skip to content »

Professional dating sites melbourne

professional dating sites melbourne-53

The Australian labour movement has its origins in the early 19th century and includes both trade unions and political activity.At its broadest, the movement encompasses an industrial wing (Australian unions) and a political wing (Australian Labor Party).

professional dating sites melbourne-61professional dating sites melbourne-48professional dating sites melbourne-3

Australia never had formal slavery, but the convicts transported to the colony were required to work, without pay, either for the administration or could be required to work for private landholders.A trade union or other association could also be regarded as illegal because of being a "restraint of trade".The British Master and Servant Act 1823, and subsequent updates, were generally regarded as heavily biased towards employers, and designed to discipline employees and repress the "combination" of workers in trade unions.The Trades and Labor Council of Sydney was formed by eight unions in 1871, and Sydney Trades Hall was built between 18.The United Trades and Labour Council of South Australia has a history dating back to 1884.Craft unions in Australia began in the early 19th century as craft associations of highly skilled urban workers who sought to organise (form a labour union), to increase their low wages and decrease their high number of hours.

By 1902, the Master and Servant Act 1823 had been modified to include forfeit of wages if the written or unwritten contract for work was unfulfilled.

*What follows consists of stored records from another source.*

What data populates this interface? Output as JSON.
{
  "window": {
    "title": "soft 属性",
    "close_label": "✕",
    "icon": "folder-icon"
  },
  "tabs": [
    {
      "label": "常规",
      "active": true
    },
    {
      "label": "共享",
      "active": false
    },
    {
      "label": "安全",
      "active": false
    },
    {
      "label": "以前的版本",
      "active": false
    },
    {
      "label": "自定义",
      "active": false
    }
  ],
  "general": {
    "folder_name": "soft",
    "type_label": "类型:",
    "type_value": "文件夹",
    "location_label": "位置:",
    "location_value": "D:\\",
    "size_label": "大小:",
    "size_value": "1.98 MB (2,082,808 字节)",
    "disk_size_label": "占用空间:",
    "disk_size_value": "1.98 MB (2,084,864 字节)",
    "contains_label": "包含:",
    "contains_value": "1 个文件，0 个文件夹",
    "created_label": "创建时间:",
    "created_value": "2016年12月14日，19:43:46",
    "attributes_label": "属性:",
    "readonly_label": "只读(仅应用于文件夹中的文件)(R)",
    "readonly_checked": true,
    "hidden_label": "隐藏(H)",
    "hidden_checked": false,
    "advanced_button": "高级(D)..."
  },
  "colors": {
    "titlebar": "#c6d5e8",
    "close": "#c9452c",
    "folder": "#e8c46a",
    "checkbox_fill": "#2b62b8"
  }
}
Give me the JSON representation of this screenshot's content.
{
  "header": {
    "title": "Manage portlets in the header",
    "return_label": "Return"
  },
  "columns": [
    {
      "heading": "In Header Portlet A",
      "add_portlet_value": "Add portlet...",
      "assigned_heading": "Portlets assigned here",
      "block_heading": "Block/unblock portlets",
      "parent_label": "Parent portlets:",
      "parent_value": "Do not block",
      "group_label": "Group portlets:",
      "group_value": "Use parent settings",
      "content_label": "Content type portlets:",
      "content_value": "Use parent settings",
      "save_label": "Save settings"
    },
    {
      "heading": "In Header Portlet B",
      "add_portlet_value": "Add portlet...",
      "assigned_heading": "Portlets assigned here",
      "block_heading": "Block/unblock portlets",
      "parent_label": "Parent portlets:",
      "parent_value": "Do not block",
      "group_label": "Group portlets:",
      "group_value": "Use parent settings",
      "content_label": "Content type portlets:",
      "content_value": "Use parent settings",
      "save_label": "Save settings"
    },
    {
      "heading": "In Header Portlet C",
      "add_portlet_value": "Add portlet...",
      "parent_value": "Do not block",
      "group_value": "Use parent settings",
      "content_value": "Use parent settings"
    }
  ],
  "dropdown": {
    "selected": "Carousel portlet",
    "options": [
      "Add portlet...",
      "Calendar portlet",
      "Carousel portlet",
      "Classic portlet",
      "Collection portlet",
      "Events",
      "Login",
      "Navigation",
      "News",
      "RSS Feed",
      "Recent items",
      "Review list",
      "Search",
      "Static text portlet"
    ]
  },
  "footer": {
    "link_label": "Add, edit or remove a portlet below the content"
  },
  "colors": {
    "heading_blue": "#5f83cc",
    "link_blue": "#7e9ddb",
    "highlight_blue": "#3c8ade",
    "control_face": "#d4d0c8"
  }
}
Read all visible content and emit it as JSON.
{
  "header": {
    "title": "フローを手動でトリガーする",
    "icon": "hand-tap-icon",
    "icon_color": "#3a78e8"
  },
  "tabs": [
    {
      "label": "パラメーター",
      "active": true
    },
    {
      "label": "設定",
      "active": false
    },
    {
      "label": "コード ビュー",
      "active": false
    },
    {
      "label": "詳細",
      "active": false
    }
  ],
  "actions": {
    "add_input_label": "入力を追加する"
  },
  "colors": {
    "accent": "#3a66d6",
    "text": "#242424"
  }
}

Absence from place of work was punishable by imprisonment of up to three months with or without hard labour.

There were also penalties of up to ₤10 for anyone who harboured, concealed or re-employed a 'servant' who had deserted or absconded or absented himself from his duty implied in the 'contract'.

They pre-emptively went on strike, won the eight-hour day, and celebrated with a victory dinner on 1 October 1855.

On 21 April 1856 Stonemasons led by Cooper Bridges, building workers on building sites around Melbourne stopped work and marched from the University of Melbourne to Parliament House to achieve an eight-hour day.

A further 4% did not know whether they were trade union members or not, while 1% were trade union members not in conjunction with their main job.